Google, being the default search engine for Mozilla’s Firefox for quite sometime now, has renewed their ties with the search engine giant. The said agreement will extend the partnership of the two to three more years. Though there have been reports before that Mozilla is expecting an extended agreement with Google. But some individuals said that the latter might try to alter the agreement.
This partnership makes sense in so many ways. One of it is Mozilla, as an organization, is a friendly partner. At the same time, their browser commands quite a following. The agreement was initially planned to be renewed last November. But due to the long negotiations, it was only signed this month.
The next three years will be important for the two’s partnership.
Mozilla and Google has teamed up for several years now. Google has been the default search engine for Mozilla. And in those instances the latter has been receiving some valuable payments in exchange for the exclusivity.
However, the deal has already expired last November. Does this open the doors for Bing and other search engines to knock on Mozilla’s doors and offer their services to this browsing giant?
A spokesperson from Mozilla has confirmed that they “are in active negotiations” with Google “[but] have nothing further to announce this time.”
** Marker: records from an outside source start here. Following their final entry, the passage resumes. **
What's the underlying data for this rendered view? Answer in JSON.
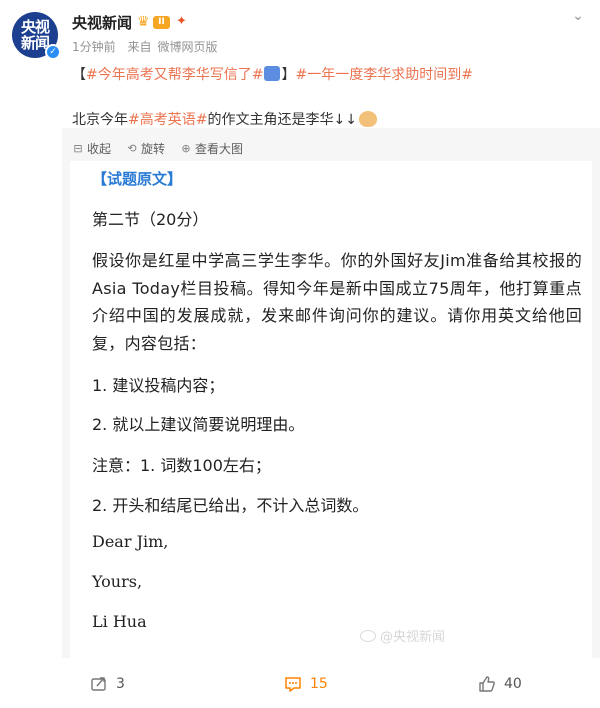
{
  "post": {
    "author": "央视新闻",
    "avatar_text": "央视新闻",
    "level": "II",
    "time": "1分钟前",
    "source_prefix": "来自",
    "source": "微博网页版",
    "topic_open": "【",
    "topic1": "#今年高考又帮李华写信了#",
    "topic_close": "】",
    "topic2": "#一年一度李华求助时间到#",
    "body_prefix": "北京今年",
    "body_tag": "#高考英语#",
    "body_suffix": "的作文主角还是李华↓↓"
  },
  "media_tools": {
    "collapse": "收起",
    "rotate": "旋转",
    "view_large": "查看大图"
  },
  "document": {
    "heading": "【试题原文】",
    "section": "第二节（20分）",
    "paragraph": "假设你是红星中学高三学生李华。你的外国好友Jim准备给其校报的Asia Today栏目投稿。得知今年是新中国成立75周年，他打算重点介绍中国的发展成就，发来邮件询问你的建议。请你用英文给他回复，内容包括：",
    "item1": "1. 建议投稿内容；",
    "item2": "2. 就以上建议简要说明理由。",
    "note1": "注意：1. 词数100左右；",
    "note2": "2. 开头和结尾已给出，不计入总词数。",
    "greeting": "Dear Jim,",
    "closing": "Yours,",
    "signature": "Li Hua",
    "watermark": "@央视新闻"
  },
  "actions": {
    "reposts": "3",
    "comments": "15",
    "likes": "40"
  },
  "colors": {
    "topic": "#eb7350",
    "heading": "#2a7bd5",
    "comment_active": "#ff8200",
    "media_bg": "#f6f6f6"
  }
}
She added that their “search relationship with Google remains positive” for the two. She also indicated that they have “every confidence that search partnerships will continue to be a strong and growing generator of revenue for the foreseeable future.”
An official statement from Google said that the company doesn’t generally “disclose specific terms of business agreements” and that they “can confirm that we still have an agreement with Mozilla, but have nothing new to share at this time.”
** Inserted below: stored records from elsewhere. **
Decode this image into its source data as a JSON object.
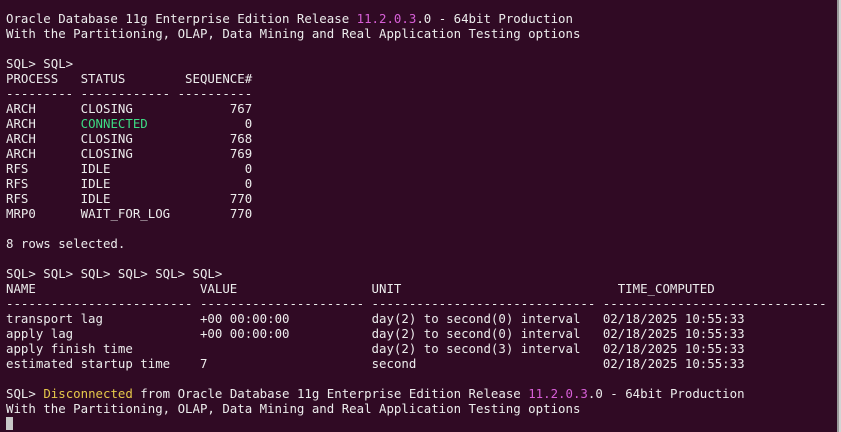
{
  "banner": {
    "line1_prefix": "Oracle Database 11g Enterprise Edition Release ",
    "line1_version_major": "11.2.0.3",
    "line1_suffix": ".0 - 64bit Production",
    "line2": "With the Partitioning, OLAP, Data Mining and Real Application Testing options"
  },
  "query1": {
    "prompt": "SQL> SQL>",
    "header": "PROCESS   STATUS        SEQUENCE#",
    "separator": "--------- ------------ ----------",
    "rows": [
      {
        "process": "ARCH",
        "status": "CLOSING",
        "sequence": "767",
        "status_color": "default"
      },
      {
        "process": "ARCH",
        "status": "CONNECTED",
        "sequence": "0",
        "status_color": "green"
      },
      {
        "process": "ARCH",
        "status": "CLOSING",
        "sequence": "768",
        "status_color": "default"
      },
      {
        "process": "ARCH",
        "status": "CLOSING",
        "sequence": "769",
        "status_color": "default"
      },
      {
        "process": "RFS",
        "status": "IDLE",
        "sequence": "0",
        "status_color": "default"
      },
      {
        "process": "RFS",
        "status": "IDLE",
        "sequence": "0",
        "status_color": "default"
      },
      {
        "process": "RFS",
        "status": "IDLE",
        "sequence": "770",
        "status_color": "default"
      },
      {
        "process": "MRP0",
        "status": "WAIT_FOR_LOG",
        "sequence": "770",
        "status_color": "default"
      }
    ],
    "footer": "8 rows selected."
  },
  "query2": {
    "prompt": "SQL> SQL> SQL> SQL> SQL> SQL>",
    "header": "NAME                      VALUE                  UNIT                             TIME_COMPUTED",
    "separator": "------------------------- ---------------------- ------------------------------ ------------------------------",
    "rows": [
      {
        "name": "transport lag",
        "value": "+00 00:00:00",
        "unit": "day(2) to second(0) interval",
        "time": "02/18/2025 10:55:33"
      },
      {
        "name": "apply lag",
        "value": "+00 00:00:00",
        "unit": "day(2) to second(0) interval",
        "time": "02/18/2025 10:55:33"
      },
      {
        "name": "apply finish time",
        "value": "",
        "unit": "day(2) to second(3) interval",
        "time": "02/18/2025 10:55:33"
      },
      {
        "name": "estimated startup time",
        "value": "7",
        "unit": "second",
        "time": "02/18/2025 10:55:33"
      }
    ]
  },
  "exit": {
    "prompt": "SQL> ",
    "disconnected": "Disconnected",
    "line1_mid": " from Oracle Database 11g Enterprise Edition Release ",
    "line1_version_major": "11.2.0.3",
    "line1_suffix": ".0 - 64bit Production",
    "line2": "With the Partitioning, OLAP, Data Mining and Real Application Testing options"
  },
  "colors": {
    "background": "#300a24",
    "text": "#ececec",
    "version": "#d75fd7",
    "connected": "#3ddc84",
    "disconnected": "#e6c84a"
  }
}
In their October slate report however, Mozilla admits that their biggest search contract is with Google, taking up 84 percent of its royalty revenues.
According to the Mozilla-managed search engine, “the majority of Mozilla’s revenue is generated from search funtionality included in our Firefox product through all major search partners including Google, Bing, Yahoo, Yandex, Amazon, Ebay and others. Mozilla’s reported revenues also include very important individual and corporate donations and grants as well as other forms of income from our investable assets.”
So will these two internet giants take their separate ways? Let’s stay tuned 🙂
According to a report from Net Applications, an Internet analytics firm, Google Chrome has taken Apple Safari’s position as the world’s third most popular Web browser.
Despite being just over a year old, the Google web browser’s usage grew from 3.93 percent in November 2009 to 4.63 in December of the same year. Safari’s share of browser usage on the other hand, only increased by .10 percent; from 4.36 in November to 4.36 in December.
On the top three however, the names aren’t changing.
Microsoft’s Internet Explorer still holds the top spot with a market share of 62.69 percent in December. Let us take note however, that this number isn’t IE’s highest share. In fact, the numbers are slowly declining from a little less than 70 percent in February of 2009 then 63.62 in November of the same year.
Mozilla’s Firefox however, still can’t beat IE despite the latter’s decreasing share. Firefox holds 24.61 percent share in browser usage, securing its place as the second most popular browser.
Opera completes the top five browsers with a market share of 2.40 in December of 2009.
This version is based on Gecko 1.9.2 web rendering engine which contains many improvements for web developers, Add-on developers, and users. It now supports new CSS, DOM, HTML5 and the WOOF font format.
Mozilla also added a new technology that alerts users about out-of-date plugins as well as a tech that enables users to drag and drop files from the PC to the browser, making it easier for developers to update websites.
Most add-ons however are yet to be upgraded by their authors to be compatible with Firefox 3.6 beta. Users who want to test their add-ons can download the Add-on Compatibility Reporter here.